The Five Factor Model (FFM) of personality has been repeatedly found to predict life satisfaction (LS), but cultural variations have been noted in the effects of each FFM dimension. In this research, we compared the prediction of LS with Extraversion and Neuroticism via the pathways of individual depressive state and interdependent happiness between American (n = 155) and Chinese community adults (n = 248). In both samples, Extraversion and interdependent happiness positively predicted LS, whereas Neuroticism and depressive state negatively predicted LS. Using structural equation modeling, we found that interdependent happiness mediated the effects of Extraversion and Neuroticism on LS in both samples, and there was no significant cultural difference in the indirect effect of interdependent happiness. Depressive state mediated the effect of Neuroticism on LS in American adults, but it did not explain the effects of Extraversion and Neuroticism on LS for the Hong Kong Chinese adults. We interpret the different effect of depressive state by referring to the literature on cultural differences in emotion. These findings support the notion that the specific effect of each FFM dimension on LS should be examined with reference to the cultural context.
Bibliographical noteFunding: This research was supported in part by a grant from the Faculty of Social Sciences, Lingnan University, Hong Kong Special Administrative Region, China [grant number SSFRG/15/2/2].

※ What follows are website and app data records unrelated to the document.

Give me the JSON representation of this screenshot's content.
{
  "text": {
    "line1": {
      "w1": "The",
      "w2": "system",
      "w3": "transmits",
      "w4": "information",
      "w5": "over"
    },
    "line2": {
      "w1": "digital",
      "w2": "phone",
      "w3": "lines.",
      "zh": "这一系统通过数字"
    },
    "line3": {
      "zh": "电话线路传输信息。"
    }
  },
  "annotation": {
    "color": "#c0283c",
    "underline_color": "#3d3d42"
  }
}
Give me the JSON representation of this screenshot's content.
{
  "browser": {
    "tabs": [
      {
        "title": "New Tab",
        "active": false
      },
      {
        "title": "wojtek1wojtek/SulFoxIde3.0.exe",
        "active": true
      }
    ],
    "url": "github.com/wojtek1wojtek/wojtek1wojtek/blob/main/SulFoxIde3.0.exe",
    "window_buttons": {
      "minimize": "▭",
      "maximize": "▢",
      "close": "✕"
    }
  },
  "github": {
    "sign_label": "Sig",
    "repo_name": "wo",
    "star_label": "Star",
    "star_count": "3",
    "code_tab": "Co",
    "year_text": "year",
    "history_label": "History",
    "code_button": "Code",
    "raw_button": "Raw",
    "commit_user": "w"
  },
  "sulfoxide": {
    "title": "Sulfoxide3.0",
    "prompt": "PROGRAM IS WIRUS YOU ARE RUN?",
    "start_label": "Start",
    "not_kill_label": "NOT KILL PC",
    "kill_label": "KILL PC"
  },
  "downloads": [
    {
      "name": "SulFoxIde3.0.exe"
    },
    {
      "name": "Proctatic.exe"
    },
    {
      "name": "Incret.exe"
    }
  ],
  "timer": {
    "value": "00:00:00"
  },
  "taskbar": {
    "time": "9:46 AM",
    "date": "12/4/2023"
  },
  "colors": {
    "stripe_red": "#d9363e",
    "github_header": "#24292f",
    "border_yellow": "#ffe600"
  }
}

- Individual depressive state
- Interdependent happiness
- Life satisfaction